Myanmar’s army and its ethnic army foes in the decades-long conflict in Myanmar’s Shan state have both committed human rights abuses against civilians, Amnesty International said in a report on Thursday.
In Caught in the Middle: Abuses Against Civilians Amid Conflict in Myanmar’s Northern Shan State, the London-based Amnesty found that “the Myanmar military subjects civilians to arbitrary detention, often arresting men and boys on the basis of their ethnic identity and a perceived link with a particular armed group.”
It also accused the military of torturing those it detained, holding detainees for three months without access to lawyers, subjecting detainees to forced labor, firing weapons in civilian areas, killing and injuring civilians, and damaging homes and property.
The report identified Myanmar’s 99th Light Infantry Division as a repeat offender, saying the elite unit was implicated by Amnesty International and the U.N. Fact-Finding Mission and other groups in committing atrocities that include mass deportation, murder, rape, and the burning of homes against Rohingya Muslims when it was stationed in western Rakhine state in 2017.
“The fact that less than 18 months after these crimes, soldiers from the same division were committing new violations – including crimes under international law – highlights once again the need for the international community to take action and ensure that those responsible do not continue to enjoy immunity for their crimes,” the report said.
Nicholas Bequelin, Amnesty International’s Director for East and Southeast Asia said the report “highlights the urgency of international action to hold Myanmar’s military – not least its senior generals – accountable.”
The three ethnic groups that make up the Brotherhood Alliance fighting in northern Shan state were also found by the report to have abducted civilians, subjecting civilians to forced labor, and “widespread ‘taxation’ and extortion.”
No denial from Tatmadaw
Myanmar’s military, known in Myanmar as Tatmadaw, did not reject the report’s findings but said that they are internally disciplining rights abuses within their ranks. Meanwhile one of the three ethnic insurgent groups denied committing abuses alleged by the report.
“We will not refute these accusations since this is not the first time [we have been accused]. Instead, we will only talk about what the military has done in response to the alleged human rights violations,” said Brigadier General Zaw Min Tun from the military’s information committee.
“We have been taking actions against military personnel when they commit rights violations or break the law,” added the military spokesperson.
He added that the military’s legal division has been working on providing education to soldiers on human rights violations and laws related to military activities, saying that this type of education is necessary to build a modern fighting force.

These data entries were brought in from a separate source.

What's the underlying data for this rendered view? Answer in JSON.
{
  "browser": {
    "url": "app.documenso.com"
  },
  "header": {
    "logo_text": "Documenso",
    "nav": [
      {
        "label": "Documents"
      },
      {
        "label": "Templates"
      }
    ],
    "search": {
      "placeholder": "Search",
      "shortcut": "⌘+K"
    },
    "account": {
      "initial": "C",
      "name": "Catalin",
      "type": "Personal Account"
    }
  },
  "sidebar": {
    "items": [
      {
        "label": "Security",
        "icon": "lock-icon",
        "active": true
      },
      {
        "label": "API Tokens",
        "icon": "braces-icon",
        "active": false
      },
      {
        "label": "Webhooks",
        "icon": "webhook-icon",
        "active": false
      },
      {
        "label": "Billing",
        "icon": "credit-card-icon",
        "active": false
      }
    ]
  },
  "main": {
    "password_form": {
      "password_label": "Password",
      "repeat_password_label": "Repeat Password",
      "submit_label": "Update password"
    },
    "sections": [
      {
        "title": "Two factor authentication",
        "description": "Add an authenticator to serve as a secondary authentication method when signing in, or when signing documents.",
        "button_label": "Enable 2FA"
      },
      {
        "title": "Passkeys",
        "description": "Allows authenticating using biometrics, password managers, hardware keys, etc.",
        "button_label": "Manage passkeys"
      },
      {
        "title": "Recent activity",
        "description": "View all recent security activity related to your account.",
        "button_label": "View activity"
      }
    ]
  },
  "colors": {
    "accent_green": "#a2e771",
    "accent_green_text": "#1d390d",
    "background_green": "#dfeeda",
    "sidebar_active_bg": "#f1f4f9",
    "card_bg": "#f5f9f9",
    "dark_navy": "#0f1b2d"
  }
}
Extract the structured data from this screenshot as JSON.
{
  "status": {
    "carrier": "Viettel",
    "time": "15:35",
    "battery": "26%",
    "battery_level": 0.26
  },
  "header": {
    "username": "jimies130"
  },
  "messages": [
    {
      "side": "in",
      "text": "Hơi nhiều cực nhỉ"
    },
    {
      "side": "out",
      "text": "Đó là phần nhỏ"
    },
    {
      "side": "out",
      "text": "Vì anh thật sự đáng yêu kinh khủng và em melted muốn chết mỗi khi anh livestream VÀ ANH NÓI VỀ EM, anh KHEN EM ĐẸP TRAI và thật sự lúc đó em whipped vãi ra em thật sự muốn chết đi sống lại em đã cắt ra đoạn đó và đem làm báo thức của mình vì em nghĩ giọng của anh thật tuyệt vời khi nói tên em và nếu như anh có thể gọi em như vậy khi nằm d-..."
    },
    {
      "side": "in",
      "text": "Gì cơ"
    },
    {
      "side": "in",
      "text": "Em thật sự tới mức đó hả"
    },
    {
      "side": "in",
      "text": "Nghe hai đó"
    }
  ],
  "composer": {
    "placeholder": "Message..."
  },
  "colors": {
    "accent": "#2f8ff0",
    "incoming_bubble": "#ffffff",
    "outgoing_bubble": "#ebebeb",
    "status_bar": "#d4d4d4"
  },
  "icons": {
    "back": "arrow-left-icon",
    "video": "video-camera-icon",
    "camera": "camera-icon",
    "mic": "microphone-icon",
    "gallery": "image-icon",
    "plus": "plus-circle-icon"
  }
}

Ethnic group claims innocence
Ta’ang National Liberation Army (TNLA) spokesperson Major Mai Aik Kyaw denied that the TNLA used forced labor, arbitrarily arrested people or tortured them.
“We don’t have any policy, nor have we ever given orders to use [forced labor,]” he said.
“We don’t know where [Amnesty International] gathered the data to make these accusations,” he added.
RFA attempted to contact several other ethnic armed groups implicated in the report, including the Kachin Independence Army (KIA), the Shan State Army - North (RCSS/SSA) and the Shan State Army - South (SSPP/SSA), but were unable to reach them as of Thursday evening.
Records provided by the local Ta’ang Women’s Organization (TWO) document over 30 cases of forced labor, arbitrary arrests, tortures and civilian abductions in 2019.
In many cases, the civilians are not aware of their rights and are made to feel like they have a responsibility to their assailants, according to TWO spokesperson Lue Chee Sawar.
She said the Myanmar military was the organization that was most guilty of rights violations.
“The ethnic armed groups are only second to them,” she said.
“We have witnessed many cases where justice was never served. We would like to see special investigations into these cases, both on the military and the ethnic armed groups. We also welcome the international community to push the authorities to take action,” the spokesperson said.
Ongoing clashes in northern Shan state have violated a unilateral truce called by the Brotherhood Alliance of three ethnic armies, comprising the TNLA, Arakan Army (AA), and Myanmar National Democratic Alliance Army (MNDAA), which runs to the end of the year to give them time to engage in peace negotiations with the Myanmar military.
A temporary unilateral truce called by the Myanmar Army in five military command regions, including Shan state, in December 2018, expired in September.
For most of seven decades since Myanmar, formerly known as Burma, gained independence from Britain in 1948, the country has been under various forms of military dictatorship and been engaged in war with ethnic armies on many of its borders. The army still plays a dominant role in national affairs.
Reported by Nay Myo Htun for RFA’s Myanmar Service. Translated by Ye Kaung Myint Maung. Written in English by Eugene Whong.